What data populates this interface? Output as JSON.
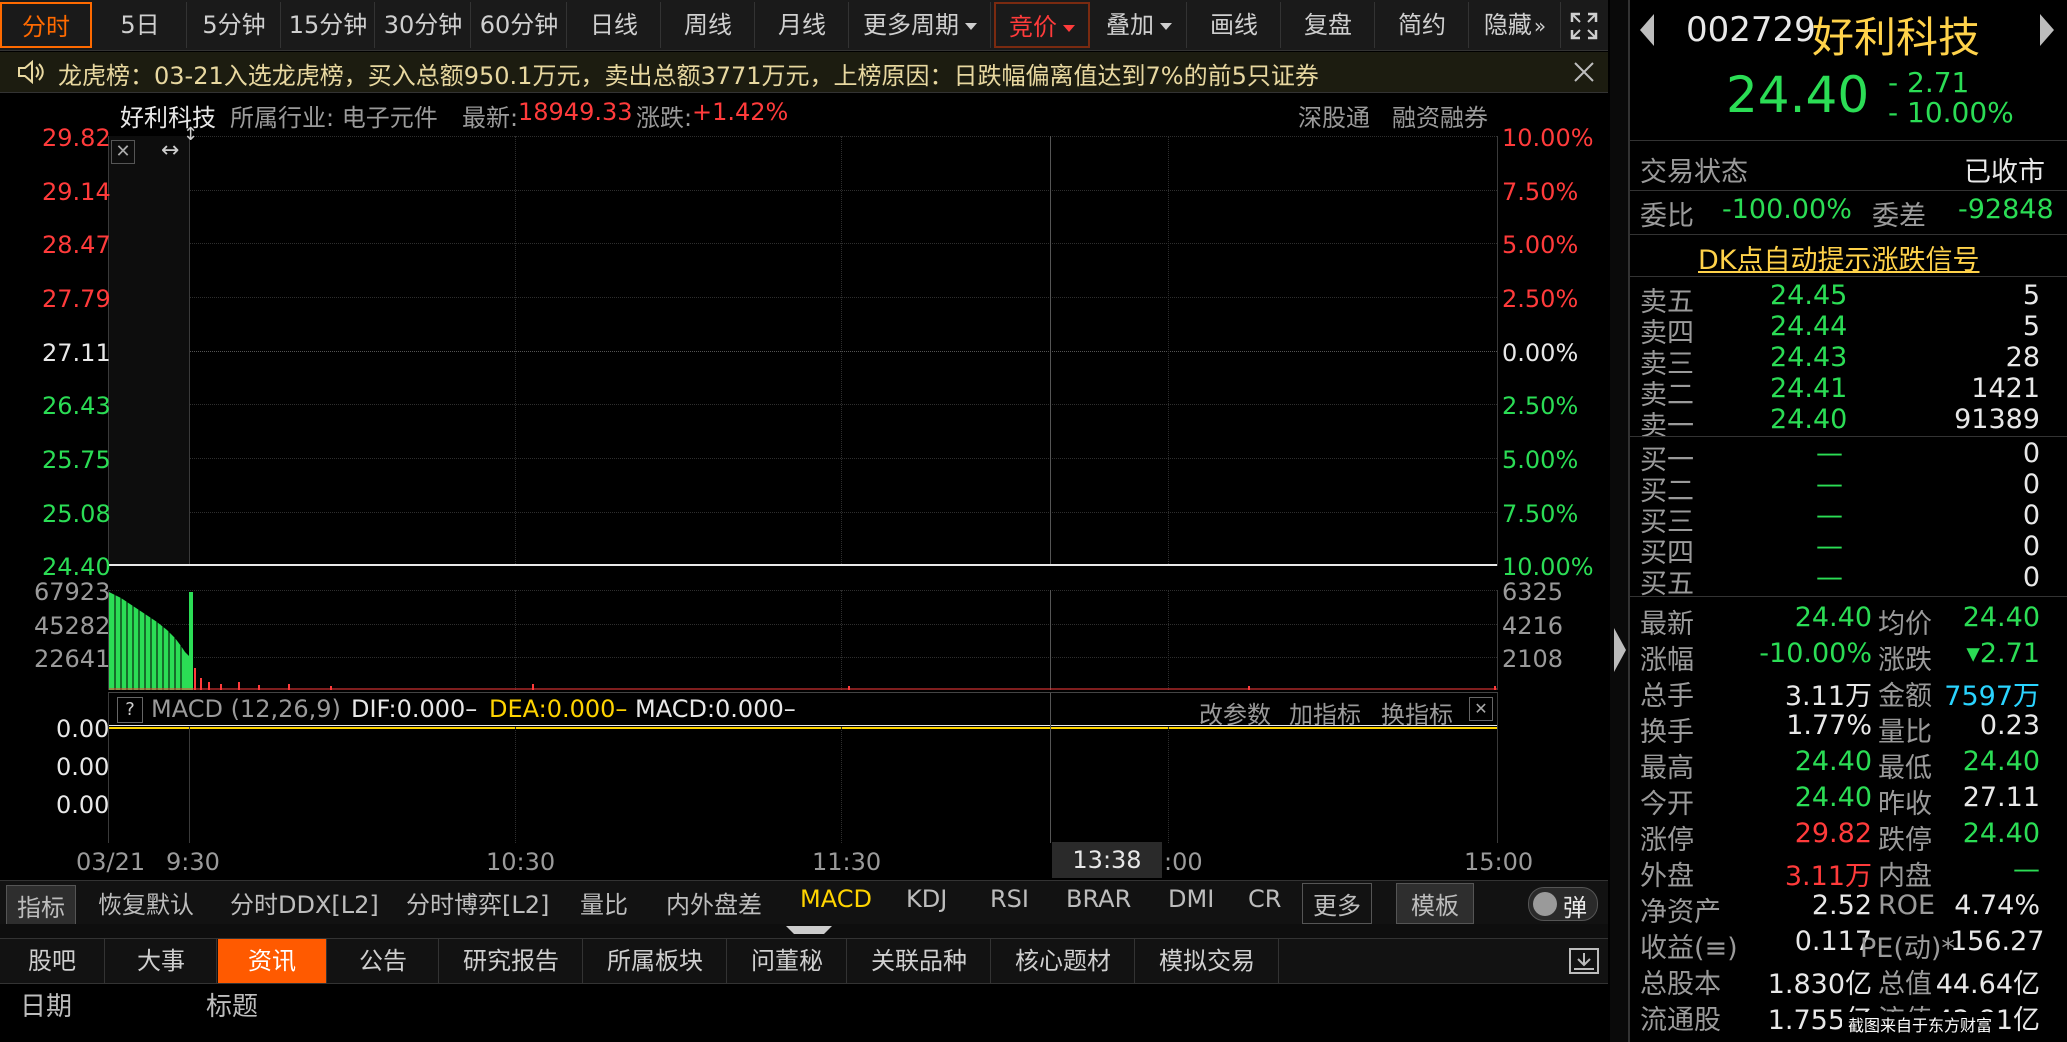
{
  "toolbar": {
    "items": [
      "分时",
      "5日",
      "5分钟",
      "15分钟",
      "30分钟",
      "60分钟",
      "日线",
      "周线",
      "月线",
      "更多周期",
      "竞价",
      "叠加",
      "画线",
      "复盘",
      "简约",
      "隐藏"
    ],
    "fullscreen_icon": "expand-icon",
    "hide_icon": "double-chevron-right-icon"
  },
  "notice": {
    "text": "龙虎榜：03-21入选龙虎榜，买入总额950.1万元，卖出总额3771万元，上榜原因：日跌幅偏离值达到7%的前5只证券",
    "close_icon": "close-icon"
  },
  "chart_header": {
    "name": "好利科技",
    "industry": "所属行业: 电子元件",
    "latest_label": "最新:",
    "latest_value": "18949.33",
    "change_label": "涨跌:",
    "change_value": "+1.42%",
    "tag1": "深股通",
    "tag2": "融资融券"
  },
  "price_axis": {
    "left": [
      "29.82",
      "29.14",
      "28.47",
      "27.79",
      "27.11",
      "26.43",
      "25.75",
      "25.08",
      "24.40"
    ],
    "right": [
      "10.00%",
      "7.50%",
      "5.00%",
      "2.50%",
      "0.00%",
      "2.50%",
      "5.00%",
      "7.50%",
      "10.00%"
    ]
  },
  "volume_axis": {
    "left": [
      "67923",
      "45282",
      "22641"
    ],
    "right": [
      "6325",
      "4216",
      "2108"
    ]
  },
  "macd": {
    "help": "?",
    "name": "MACD (12,26,9)",
    "dif": "DIF:0.000–",
    "dea": "DEA:0.000–",
    "macd": "MACD:0.000–",
    "btn_params": "改参数",
    "btn_add": "加指标",
    "btn_switch": "换指标",
    "axis": [
      "0.00",
      "0.00",
      "0.00"
    ]
  },
  "time_axis": {
    "labels": [
      "03/21",
      "9:30",
      "10:30",
      "11:30",
      ":00",
      "15:00"
    ],
    "cursor": "13:38"
  },
  "indicator_bar": {
    "items": [
      "指标",
      "恢复默认",
      "分时DDX[L2]",
      "分时博弈[L2]",
      "量比",
      "内外盘差",
      "MACD",
      "KDJ",
      "RSI",
      "BRAR",
      "DMI",
      "CR",
      "更多",
      "模板"
    ],
    "toggle_label": "弹"
  },
  "info_tabs": {
    "items": [
      "股吧",
      "大事",
      "资讯",
      "公告",
      "研究报告",
      "所属板块",
      "问董秘",
      "关联品种",
      "核心题材",
      "模拟交易"
    ],
    "active_index": 2,
    "col_date": "日期",
    "col_title": "标题"
  },
  "stock": {
    "code": "002729",
    "name": "好利科技",
    "price": "24.40",
    "change": "- 2.71",
    "change_pct": "- 10.00%",
    "status_label": "交易状态",
    "status_value": "已收市",
    "wb_label": "委比",
    "wb_value": "-100.00%",
    "wc_label": "委差",
    "wc_value": "-92848",
    "signal_link": "DK点自动提示涨跌信号"
  },
  "order_book": {
    "sell": [
      {
        "label": "卖五",
        "price": "24.45",
        "vol": "5"
      },
      {
        "label": "卖四",
        "price": "24.44",
        "vol": "5"
      },
      {
        "label": "卖三",
        "price": "24.43",
        "vol": "28"
      },
      {
        "label": "卖二",
        "price": "24.41",
        "vol": "1421"
      },
      {
        "label": "卖一",
        "price": "24.40",
        "vol": "91389"
      }
    ],
    "buy": [
      {
        "label": "买一",
        "price": "—",
        "vol": "0"
      },
      {
        "label": "买二",
        "price": "—",
        "vol": "0"
      },
      {
        "label": "买三",
        "price": "—",
        "vol": "0"
      },
      {
        "label": "买四",
        "price": "—",
        "vol": "0"
      },
      {
        "label": "买五",
        "price": "—",
        "vol": "0"
      }
    ]
  },
  "quote": [
    [
      "最新",
      "24.40",
      "均价",
      "24.40"
    ],
    [
      "涨幅",
      "-10.00%",
      "涨跌",
      "▾2.71"
    ],
    [
      "总手",
      "3.11万",
      "金额",
      "7597万"
    ],
    [
      "换手",
      "1.77%",
      "量比",
      "0.23"
    ],
    [
      "最高",
      "24.40",
      "最低",
      "24.40"
    ],
    [
      "今开",
      "24.40",
      "昨收",
      "27.11"
    ],
    [
      "涨停",
      "29.82",
      "跌停",
      "24.40"
    ],
    [
      "外盘",
      "3.11万",
      "内盘",
      "—"
    ],
    [
      "净资产",
      "2.52",
      "ROE",
      "4.74%"
    ],
    [
      "收益(≡)",
      "0.117",
      "PE(动)*",
      "156.27"
    ],
    [
      "总股本",
      "1.830亿",
      "总值",
      "44.64亿"
    ],
    [
      "流通股",
      "1.755亿",
      "流值",
      "42.81亿"
    ]
  ],
  "watermark": "截图来自于东方财富",
  "colors": {
    "up": "#ff3b3b",
    "down": "#2bdd55",
    "accent": "#ff5a00",
    "link": "#ffd24a"
  }
}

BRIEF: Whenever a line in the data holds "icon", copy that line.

EXERCISE SOLUTION:
    "fullscreen_icon": "expand-icon",
    "hide_icon": "double-chevron-right-icon"
    "close_icon": "close-icon"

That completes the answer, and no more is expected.